-- SUPPLIED MATERIAL --
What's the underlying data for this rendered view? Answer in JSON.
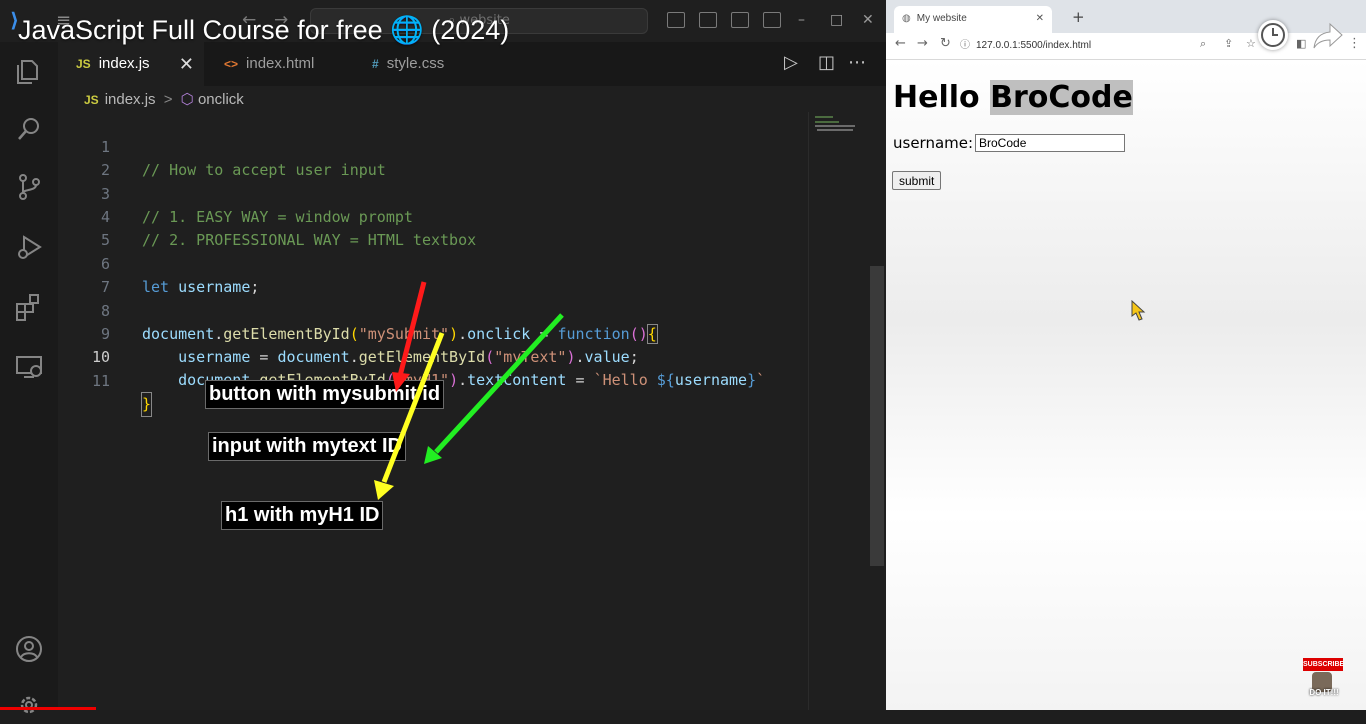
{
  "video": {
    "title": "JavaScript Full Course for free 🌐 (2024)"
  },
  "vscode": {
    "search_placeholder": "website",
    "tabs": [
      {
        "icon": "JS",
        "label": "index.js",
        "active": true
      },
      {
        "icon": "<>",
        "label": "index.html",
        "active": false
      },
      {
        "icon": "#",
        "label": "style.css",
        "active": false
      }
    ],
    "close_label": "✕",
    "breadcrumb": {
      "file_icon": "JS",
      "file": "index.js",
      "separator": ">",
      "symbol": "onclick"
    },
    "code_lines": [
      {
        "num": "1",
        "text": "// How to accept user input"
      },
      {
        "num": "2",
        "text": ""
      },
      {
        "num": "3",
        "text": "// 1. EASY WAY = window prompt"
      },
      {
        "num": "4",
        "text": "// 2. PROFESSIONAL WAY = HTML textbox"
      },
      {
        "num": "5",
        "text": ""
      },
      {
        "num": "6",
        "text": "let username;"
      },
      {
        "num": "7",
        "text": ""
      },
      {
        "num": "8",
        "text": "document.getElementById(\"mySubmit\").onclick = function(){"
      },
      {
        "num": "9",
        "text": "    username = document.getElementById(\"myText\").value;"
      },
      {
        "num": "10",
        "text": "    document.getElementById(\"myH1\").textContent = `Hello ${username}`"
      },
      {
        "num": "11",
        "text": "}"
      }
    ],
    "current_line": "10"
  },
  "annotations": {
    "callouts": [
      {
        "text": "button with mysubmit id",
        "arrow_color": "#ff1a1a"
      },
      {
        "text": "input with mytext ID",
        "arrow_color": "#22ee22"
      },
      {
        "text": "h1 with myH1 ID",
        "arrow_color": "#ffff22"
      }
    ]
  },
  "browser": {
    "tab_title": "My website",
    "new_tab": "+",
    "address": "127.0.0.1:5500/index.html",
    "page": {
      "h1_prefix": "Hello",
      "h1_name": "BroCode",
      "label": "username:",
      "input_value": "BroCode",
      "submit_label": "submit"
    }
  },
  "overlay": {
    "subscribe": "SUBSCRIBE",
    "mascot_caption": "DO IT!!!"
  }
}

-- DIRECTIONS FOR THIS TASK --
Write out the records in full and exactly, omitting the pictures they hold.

-- FINISHED TASK --
What's the underlying data for this rendered view? Answer in JSON.
{
  "video": {
    "title": "JavaScript Full Course for free 🌐 (2024)"
  },
  "vscode": {
    "search_placeholder": "website",
    "tabs": [
      {
        "icon": "JS",
        "label": "index.js",
        "active": true
      },
      {
        "icon": "<>",
        "label": "index.html",
        "active": false
      },
      {
        "icon": "#",
        "label": "style.css",
        "active": false
      }
    ],
    "close_label": "✕",
    "breadcrumb": {
      "file_icon": "JS",
      "file": "index.js",
      "separator": ">",
      "symbol": "onclick"
    },
    "code_lines": [
      {
        "num": "1",
        "text": "// How to accept user input"
      },
      {
        "num": "2",
        "text": ""
      },
      {
        "num": "3",
        "text": "// 1. EASY WAY = window prompt"
      },
      {
        "num": "4",
        "text": "// 2. PROFESSIONAL WAY = HTML textbox"
      },
      {
        "num": "5",
        "text": ""
      },
      {
        "num": "6",
        "text": "let username;"
      },
      {
        "num": "7",
        "text": ""
      },
      {
        "num": "8",
        "text": "document.getElementById(\"mySubmit\").onclick = function(){"
      },
      {
        "num": "9",
        "text": "    username = document.getElementById(\"myText\").value;"
      },
      {
        "num": "10",
        "text": "    document.getElementById(\"myH1\").textContent = `Hello ${username}`"
      },
      {
        "num": "11",
        "text": "}"
      }
    ],
    "current_line": "10"
  },
  "annotations": {
    "callouts": [
      {
        "text": "button with mysubmit id",
        "arrow_color": "#ff1a1a"
      },
      {
        "text": "input with mytext ID",
        "arrow_color": "#22ee22"
      },
      {
        "text": "h1 with myH1 ID",
        "arrow_color": "#ffff22"
      }
    ]
  },
  "browser": {
    "tab_title": "My website",
    "new_tab": "+",
    "address": "127.0.0.1:5500/index.html",
    "page": {
      "h1_prefix": "Hello",
      "h1_name": "BroCode",
      "label": "username:",
      "input_value": "BroCode",
      "submit_label": "submit"
    }
  },
  "overlay": {
    "subscribe": "SUBSCRIBE",
    "mascot_caption": "DO IT!!!"
  }
}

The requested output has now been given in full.